### WORK INSTRUCTION
Restate the records below word for word, and omit the images they hold.

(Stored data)
__________________________________________________
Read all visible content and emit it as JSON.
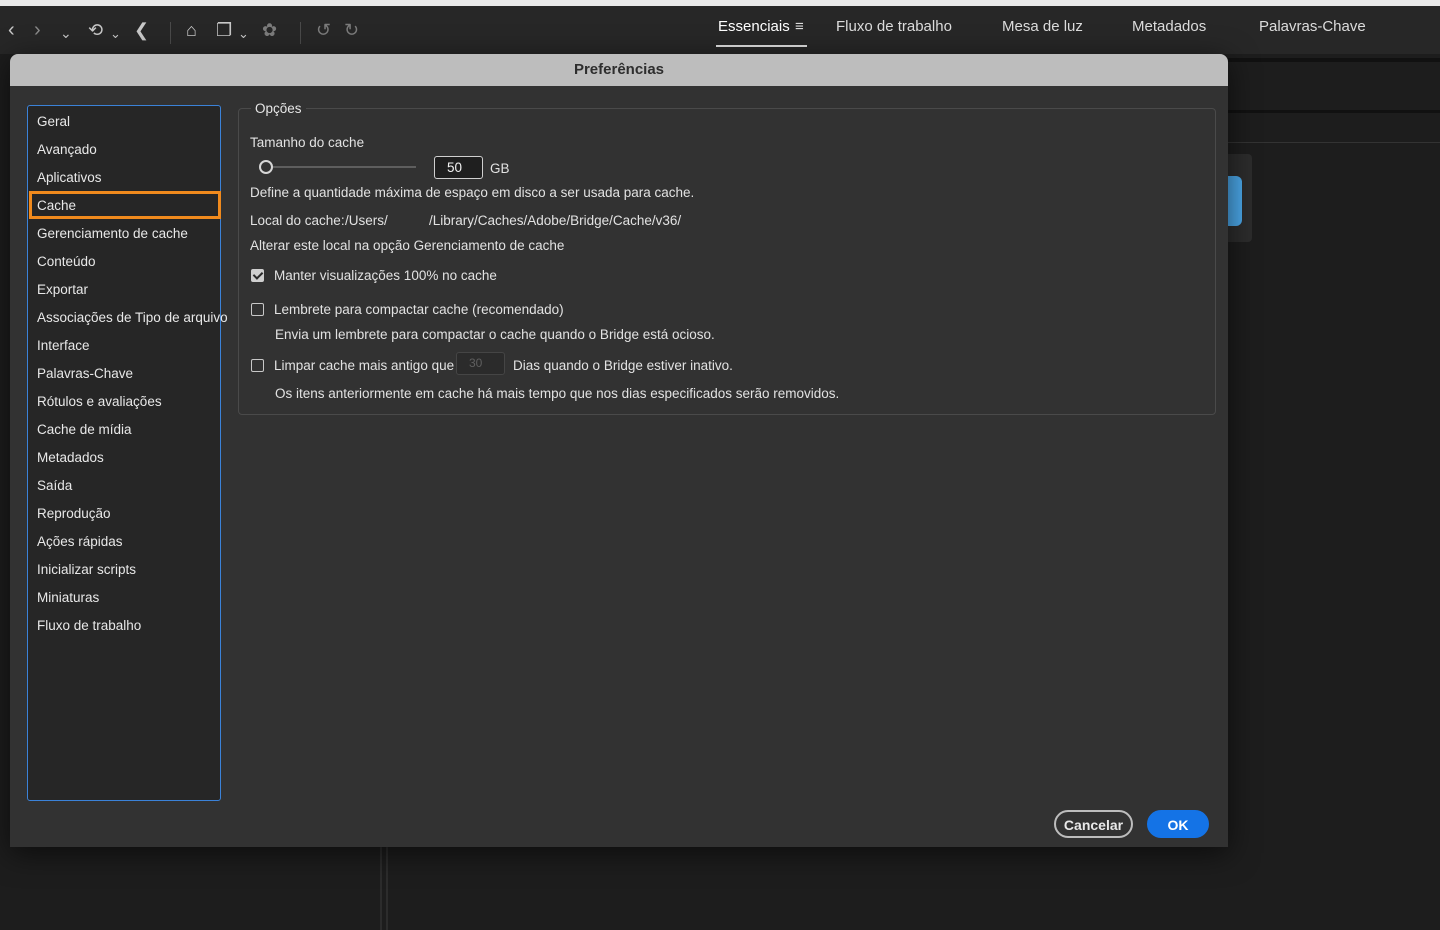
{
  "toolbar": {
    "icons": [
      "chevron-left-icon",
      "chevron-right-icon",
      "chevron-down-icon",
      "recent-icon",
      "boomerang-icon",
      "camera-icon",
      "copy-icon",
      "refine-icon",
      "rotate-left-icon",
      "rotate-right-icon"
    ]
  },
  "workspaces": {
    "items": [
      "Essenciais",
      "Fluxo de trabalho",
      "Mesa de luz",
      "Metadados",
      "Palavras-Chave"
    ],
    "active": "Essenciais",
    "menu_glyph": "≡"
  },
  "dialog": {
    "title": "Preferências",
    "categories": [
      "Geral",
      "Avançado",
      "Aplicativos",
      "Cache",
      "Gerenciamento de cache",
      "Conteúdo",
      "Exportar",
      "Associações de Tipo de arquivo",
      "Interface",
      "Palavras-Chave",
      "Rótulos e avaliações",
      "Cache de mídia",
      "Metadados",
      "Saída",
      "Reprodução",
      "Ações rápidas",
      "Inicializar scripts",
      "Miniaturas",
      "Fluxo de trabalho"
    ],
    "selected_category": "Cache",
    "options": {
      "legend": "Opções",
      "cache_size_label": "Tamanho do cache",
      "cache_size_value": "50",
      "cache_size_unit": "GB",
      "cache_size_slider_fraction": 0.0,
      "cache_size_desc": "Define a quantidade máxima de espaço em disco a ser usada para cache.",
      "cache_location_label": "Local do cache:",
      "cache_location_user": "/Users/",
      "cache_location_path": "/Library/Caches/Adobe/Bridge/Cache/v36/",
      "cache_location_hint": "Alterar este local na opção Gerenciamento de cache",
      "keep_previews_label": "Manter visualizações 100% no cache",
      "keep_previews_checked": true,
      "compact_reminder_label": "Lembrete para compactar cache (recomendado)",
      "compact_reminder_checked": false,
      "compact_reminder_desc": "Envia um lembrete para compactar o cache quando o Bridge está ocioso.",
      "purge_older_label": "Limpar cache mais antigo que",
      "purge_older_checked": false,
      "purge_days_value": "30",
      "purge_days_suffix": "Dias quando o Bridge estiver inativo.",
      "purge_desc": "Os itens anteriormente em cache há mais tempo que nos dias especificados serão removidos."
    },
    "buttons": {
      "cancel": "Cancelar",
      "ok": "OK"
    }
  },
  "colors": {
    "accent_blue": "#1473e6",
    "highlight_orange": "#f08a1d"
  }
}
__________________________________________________
### ANSWER AREA
Read all visible content and emit it as JSON.
{
  "toolbar": {
    "icons": [
      "chevron-left-icon",
      "chevron-right-icon",
      "chevron-down-icon",
      "recent-icon",
      "boomerang-icon",
      "camera-icon",
      "copy-icon",
      "refine-icon",
      "rotate-left-icon",
      "rotate-right-icon"
    ]
  },
  "workspaces": {
    "items": [
      "Essenciais",
      "Fluxo de trabalho",
      "Mesa de luz",
      "Metadados",
      "Palavras-Chave"
    ],
    "active": "Essenciais",
    "menu_glyph": "≡"
  },
  "dialog": {
    "title": "Preferências",
    "categories": [
      "Geral",
      "Avançado",
      "Aplicativos",
      "Cache",
      "Gerenciamento de cache",
      "Conteúdo",
      "Exportar",
      "Associações de Tipo de arquivo",
      "Interface",
      "Palavras-Chave",
      "Rótulos e avaliações",
      "Cache de mídia",
      "Metadados",
      "Saída",
      "Reprodução",
      "Ações rápidas",
      "Inicializar scripts",
      "Miniaturas",
      "Fluxo de trabalho"
    ],
    "selected_category": "Cache",
    "options": {
      "legend": "Opções",
      "cache_size_label": "Tamanho do cache",
      "cache_size_value": "50",
      "cache_size_unit": "GB",
      "cache_size_slider_fraction": 0.0,
      "cache_size_desc": "Define a quantidade máxima de espaço em disco a ser usada para cache.",
      "cache_location_label": "Local do cache:",
      "cache_location_user": "/Users/",
      "cache_location_path": "/Library/Caches/Adobe/Bridge/Cache/v36/",
      "cache_location_hint": "Alterar este local na opção Gerenciamento de cache",
      "keep_previews_label": "Manter visualizações 100% no cache",
      "keep_previews_checked": true,
      "compact_reminder_label": "Lembrete para compactar cache (recomendado)",
      "compact_reminder_checked": false,
      "compact_reminder_desc": "Envia um lembrete para compactar o cache quando o Bridge está ocioso.",
      "purge_older_label": "Limpar cache mais antigo que",
      "purge_older_checked": false,
      "purge_days_value": "30",
      "purge_days_suffix": "Dias quando o Bridge estiver inativo.",
      "purge_desc": "Os itens anteriormente em cache há mais tempo que nos dias especificados serão removidos."
    },
    "buttons": {
      "cancel": "Cancelar",
      "ok": "OK"
    }
  },
  "colors": {
    "accent_blue": "#1473e6",
    "highlight_orange": "#f08a1d"
  }
}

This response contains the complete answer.